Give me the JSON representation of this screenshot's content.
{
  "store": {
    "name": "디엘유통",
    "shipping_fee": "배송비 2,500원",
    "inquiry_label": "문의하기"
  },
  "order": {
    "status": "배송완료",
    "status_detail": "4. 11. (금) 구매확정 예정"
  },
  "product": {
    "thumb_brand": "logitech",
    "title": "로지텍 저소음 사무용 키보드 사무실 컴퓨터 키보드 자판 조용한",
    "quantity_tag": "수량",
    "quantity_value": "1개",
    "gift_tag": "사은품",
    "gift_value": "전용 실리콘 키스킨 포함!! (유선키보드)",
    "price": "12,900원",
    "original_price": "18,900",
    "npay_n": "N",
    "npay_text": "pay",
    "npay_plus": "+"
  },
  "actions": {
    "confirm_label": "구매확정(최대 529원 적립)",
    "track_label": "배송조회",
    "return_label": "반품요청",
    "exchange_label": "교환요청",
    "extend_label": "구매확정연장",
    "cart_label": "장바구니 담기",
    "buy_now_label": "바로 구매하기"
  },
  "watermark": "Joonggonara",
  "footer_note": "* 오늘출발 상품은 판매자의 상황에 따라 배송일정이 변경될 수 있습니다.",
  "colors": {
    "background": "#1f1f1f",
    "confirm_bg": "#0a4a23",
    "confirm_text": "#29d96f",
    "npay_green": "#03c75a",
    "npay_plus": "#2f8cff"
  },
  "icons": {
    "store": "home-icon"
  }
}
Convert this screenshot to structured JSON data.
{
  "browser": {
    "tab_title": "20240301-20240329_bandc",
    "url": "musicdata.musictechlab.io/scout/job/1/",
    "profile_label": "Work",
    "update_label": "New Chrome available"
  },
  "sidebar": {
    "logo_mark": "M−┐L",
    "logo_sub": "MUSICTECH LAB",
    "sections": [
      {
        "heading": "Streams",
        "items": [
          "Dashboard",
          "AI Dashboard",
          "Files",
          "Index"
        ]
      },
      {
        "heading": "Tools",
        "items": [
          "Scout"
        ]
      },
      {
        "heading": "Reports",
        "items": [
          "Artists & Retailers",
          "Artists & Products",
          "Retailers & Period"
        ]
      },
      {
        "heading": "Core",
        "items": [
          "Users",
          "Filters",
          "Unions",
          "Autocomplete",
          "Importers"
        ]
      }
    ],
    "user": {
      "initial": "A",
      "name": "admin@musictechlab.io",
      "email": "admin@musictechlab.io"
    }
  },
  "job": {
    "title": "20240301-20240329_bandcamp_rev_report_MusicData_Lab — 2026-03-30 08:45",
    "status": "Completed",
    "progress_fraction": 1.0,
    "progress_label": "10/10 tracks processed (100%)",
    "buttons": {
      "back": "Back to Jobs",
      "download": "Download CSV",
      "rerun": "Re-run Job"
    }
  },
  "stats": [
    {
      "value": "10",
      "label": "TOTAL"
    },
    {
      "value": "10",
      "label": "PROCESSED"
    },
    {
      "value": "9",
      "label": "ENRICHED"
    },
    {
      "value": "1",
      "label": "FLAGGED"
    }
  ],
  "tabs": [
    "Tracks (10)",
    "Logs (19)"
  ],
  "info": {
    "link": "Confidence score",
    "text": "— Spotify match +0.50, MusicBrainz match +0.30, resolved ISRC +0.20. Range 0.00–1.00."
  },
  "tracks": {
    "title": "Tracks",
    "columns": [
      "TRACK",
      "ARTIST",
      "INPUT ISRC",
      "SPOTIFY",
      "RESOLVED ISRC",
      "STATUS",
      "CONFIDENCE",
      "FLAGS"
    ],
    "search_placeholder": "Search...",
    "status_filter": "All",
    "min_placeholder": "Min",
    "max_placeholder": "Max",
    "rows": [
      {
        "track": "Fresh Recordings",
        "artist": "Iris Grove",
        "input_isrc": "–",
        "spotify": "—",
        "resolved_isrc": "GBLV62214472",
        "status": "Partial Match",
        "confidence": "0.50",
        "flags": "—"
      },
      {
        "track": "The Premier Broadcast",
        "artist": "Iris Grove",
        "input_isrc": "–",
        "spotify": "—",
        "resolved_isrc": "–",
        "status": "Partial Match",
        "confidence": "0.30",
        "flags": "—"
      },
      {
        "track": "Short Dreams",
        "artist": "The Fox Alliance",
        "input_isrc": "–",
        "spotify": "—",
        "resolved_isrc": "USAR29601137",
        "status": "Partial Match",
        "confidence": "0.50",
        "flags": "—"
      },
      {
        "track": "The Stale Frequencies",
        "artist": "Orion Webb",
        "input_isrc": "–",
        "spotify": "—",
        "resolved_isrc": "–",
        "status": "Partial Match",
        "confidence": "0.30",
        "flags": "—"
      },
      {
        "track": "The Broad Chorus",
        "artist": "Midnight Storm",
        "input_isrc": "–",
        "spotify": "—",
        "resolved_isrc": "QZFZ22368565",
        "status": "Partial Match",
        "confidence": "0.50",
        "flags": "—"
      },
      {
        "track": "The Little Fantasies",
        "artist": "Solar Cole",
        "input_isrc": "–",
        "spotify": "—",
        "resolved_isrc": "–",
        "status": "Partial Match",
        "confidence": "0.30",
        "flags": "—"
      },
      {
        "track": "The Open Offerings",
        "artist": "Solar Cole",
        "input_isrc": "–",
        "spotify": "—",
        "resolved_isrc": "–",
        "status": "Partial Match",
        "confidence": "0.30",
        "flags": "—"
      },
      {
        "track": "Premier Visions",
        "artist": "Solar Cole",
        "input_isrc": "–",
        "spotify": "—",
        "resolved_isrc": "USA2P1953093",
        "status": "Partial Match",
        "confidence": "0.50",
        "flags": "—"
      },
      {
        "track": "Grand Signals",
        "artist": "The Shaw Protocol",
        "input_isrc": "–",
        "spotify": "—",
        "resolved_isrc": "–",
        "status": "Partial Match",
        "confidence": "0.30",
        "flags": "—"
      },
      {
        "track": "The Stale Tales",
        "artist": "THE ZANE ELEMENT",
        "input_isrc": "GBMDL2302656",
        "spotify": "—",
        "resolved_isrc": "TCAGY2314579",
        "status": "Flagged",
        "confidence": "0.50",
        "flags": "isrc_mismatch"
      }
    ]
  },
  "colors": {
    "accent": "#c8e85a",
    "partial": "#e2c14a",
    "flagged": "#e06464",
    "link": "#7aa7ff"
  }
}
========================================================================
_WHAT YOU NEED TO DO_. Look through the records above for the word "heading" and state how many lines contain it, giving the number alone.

_RESPONSE TO THE TASK_. 4